WORK ORDER: Without the pictures, write out every entry that follows exactly.

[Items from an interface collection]
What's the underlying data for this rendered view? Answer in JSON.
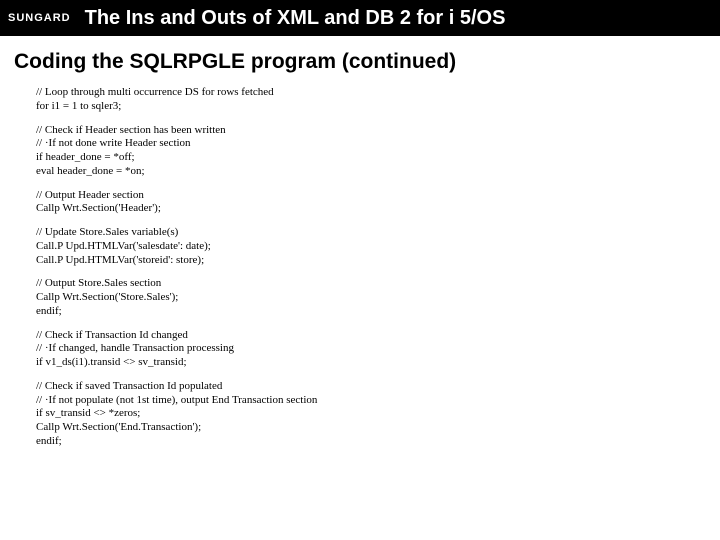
{
  "header": {
    "logo_text": "SUNGARD",
    "title": "The Ins and Outs of XML and DB 2 for i 5/OS"
  },
  "section_title": "Coding the SQLRPGLE program (continued)",
  "blocks": [
    {
      "lines": [
        "// Loop through multi occurrence DS for rows fetched",
        "  for i1 = 1 to sqler3;"
      ]
    },
    {
      "lines": [
        "// Check if Header section has been written",
        "// ·If not done write Header section",
        "  if  header_done = *off;",
        "    eval header_done = *on;"
      ]
    },
    {
      "lines": [
        "// Output Header section",
        "    Callp Wrt.Section('Header');"
      ]
    },
    {
      "lines": [
        "// Update Store.Sales variable(s)",
        "    Call.P Upd.HTMLVar('salesdate': date);",
        "    Call.P Upd.HTMLVar('storeid': store);"
      ]
    },
    {
      "lines": [
        "// Output Store.Sales section",
        "    Callp Wrt.Section('Store.Sales');",
        "  endif;"
      ]
    },
    {
      "lines": [
        "// Check if Transaction Id changed",
        "// ·If changed, handle Transaction processing",
        "  if  v1_ds(i1).transid <> sv_transid;"
      ]
    },
    {
      "lines": [
        "// Check if saved Transaction Id populated",
        "// ·If not populate (not 1st time), output End Transaction section",
        "  if sv_transid <> *zeros;",
        "    Callp Wrt.Section('End.Transaction');",
        "  endif;"
      ]
    }
  ]
}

ANSWER SPACE:
What's the underlying data for this rendered view? Answer in JSON.
{
  "header": {
    "logo_text": "SUNGARD",
    "title": "The Ins and Outs of XML and DB 2 for i 5/OS"
  },
  "section_title": "Coding the SQLRPGLE program (continued)",
  "blocks": [
    {
      "lines": [
        "// Loop through multi occurrence DS for rows fetched",
        "  for i1 = 1 to sqler3;"
      ]
    },
    {
      "lines": [
        "// Check if Header section has been written",
        "// ·If not done write Header section",
        "  if  header_done = *off;",
        "    eval header_done = *on;"
      ]
    },
    {
      "lines": [
        "// Output Header section",
        "    Callp Wrt.Section('Header');"
      ]
    },
    {
      "lines": [
        "// Update Store.Sales variable(s)",
        "    Call.P Upd.HTMLVar('salesdate': date);",
        "    Call.P Upd.HTMLVar('storeid': store);"
      ]
    },
    {
      "lines": [
        "// Output Store.Sales section",
        "    Callp Wrt.Section('Store.Sales');",
        "  endif;"
      ]
    },
    {
      "lines": [
        "// Check if Transaction Id changed",
        "// ·If changed, handle Transaction processing",
        "  if  v1_ds(i1).transid <> sv_transid;"
      ]
    },
    {
      "lines": [
        "// Check if saved Transaction Id populated",
        "// ·If not populate (not 1st time), output End Transaction section",
        "  if sv_transid <> *zeros;",
        "    Callp Wrt.Section('End.Transaction');",
        "  endif;"
      ]
    }
  ]
}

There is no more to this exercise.